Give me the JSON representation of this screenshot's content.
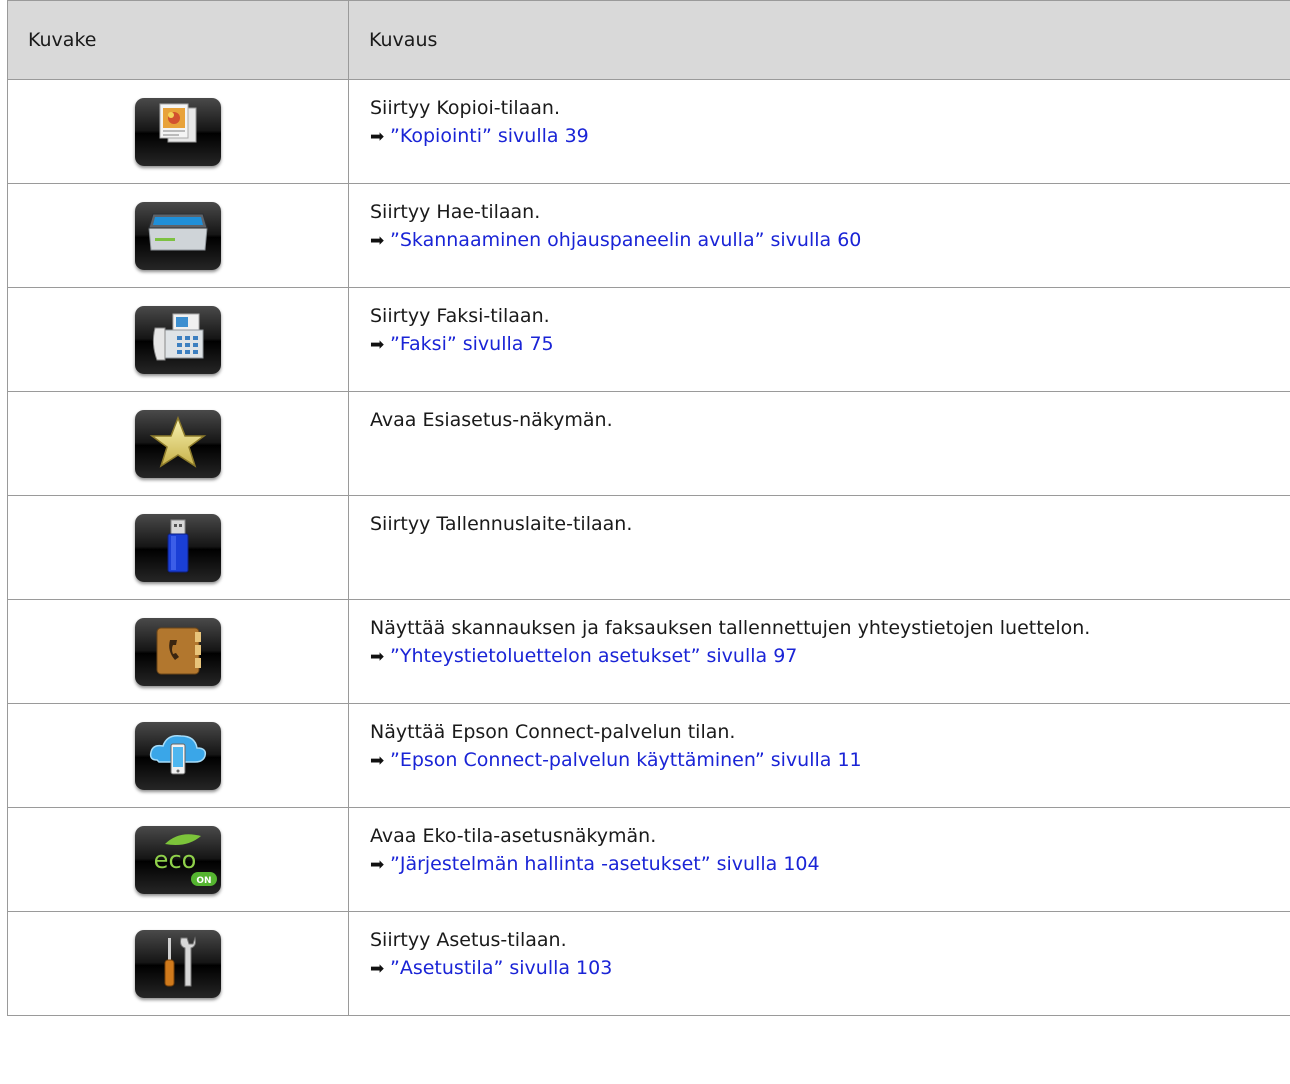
{
  "header": {
    "col_icon": "Kuvake",
    "col_desc": "Kuvaus"
  },
  "rows": [
    {
      "icon": "copy-icon",
      "desc": "Siirtyy Kopioi-tilaan.",
      "link": "”Kopiointi” sivulla 39"
    },
    {
      "icon": "scan-icon",
      "desc": "Siirtyy Hae-tilaan.",
      "link": "”Skannaaminen ohjauspaneelin avulla” sivulla 60"
    },
    {
      "icon": "fax-icon",
      "desc": "Siirtyy Faksi-tilaan.",
      "link": "”Faksi” sivulla 75"
    },
    {
      "icon": "star-icon",
      "desc": "Avaa Esiasetus-näkymän."
    },
    {
      "icon": "usb-storage-icon",
      "desc": "Siirtyy Tallennuslaite-tilaan."
    },
    {
      "icon": "contacts-icon",
      "desc": "Näyttää skannauksen ja faksauksen tallennettujen yhteystietojen luettelon.",
      "link": "”Yhteystietoluettelon asetukset” sivulla 97"
    },
    {
      "icon": "epson-connect-icon",
      "desc": "Näyttää Epson Connect-palvelun tilan.",
      "link": "”Epson Connect-palvelun käyttäminen” sivulla 11"
    },
    {
      "icon": "eco-icon",
      "desc": "Avaa Eko-tila-asetusnäkymän.",
      "link": "”Järjestelmän hallinta -asetukset” sivulla 104"
    },
    {
      "icon": "setup-tools-icon",
      "desc": "Siirtyy Asetus-tilaan.",
      "link": "”Asetustila” sivulla 103"
    }
  ],
  "eco_icon_text": {
    "word": "eco",
    "badge": "ON"
  },
  "colors": {
    "link": "#1a24d6",
    "header_bg": "#d9d9d9",
    "border": "#9a9a9a"
  }
}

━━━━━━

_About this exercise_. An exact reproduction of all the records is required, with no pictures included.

_Response area_.
Give me the JSON representation of this screenshot's content.
{
  "header": {
    "col_icon": "Kuvake",
    "col_desc": "Kuvaus"
  },
  "rows": [
    {
      "icon": "copy-icon",
      "desc": "Siirtyy Kopioi-tilaan.",
      "link": "”Kopiointi” sivulla 39"
    },
    {
      "icon": "scan-icon",
      "desc": "Siirtyy Hae-tilaan.",
      "link": "”Skannaaminen ohjauspaneelin avulla” sivulla 60"
    },
    {
      "icon": "fax-icon",
      "desc": "Siirtyy Faksi-tilaan.",
      "link": "”Faksi” sivulla 75"
    },
    {
      "icon": "star-icon",
      "desc": "Avaa Esiasetus-näkymän."
    },
    {
      "icon": "usb-storage-icon",
      "desc": "Siirtyy Tallennuslaite-tilaan."
    },
    {
      "icon": "contacts-icon",
      "desc": "Näyttää skannauksen ja faksauksen tallennettujen yhteystietojen luettelon.",
      "link": "”Yhteystietoluettelon asetukset” sivulla 97"
    },
    {
      "icon": "epson-connect-icon",
      "desc": "Näyttää Epson Connect-palvelun tilan.",
      "link": "”Epson Connect-palvelun käyttäminen” sivulla 11"
    },
    {
      "icon": "eco-icon",
      "desc": "Avaa Eko-tila-asetusnäkymän.",
      "link": "”Järjestelmän hallinta -asetukset” sivulla 104"
    },
    {
      "icon": "setup-tools-icon",
      "desc": "Siirtyy Asetus-tilaan.",
      "link": "”Asetustila” sivulla 103"
    }
  ],
  "eco_icon_text": {
    "word": "eco",
    "badge": "ON"
  },
  "colors": {
    "link": "#1a24d6",
    "header_bg": "#d9d9d9",
    "border": "#9a9a9a"
  }
}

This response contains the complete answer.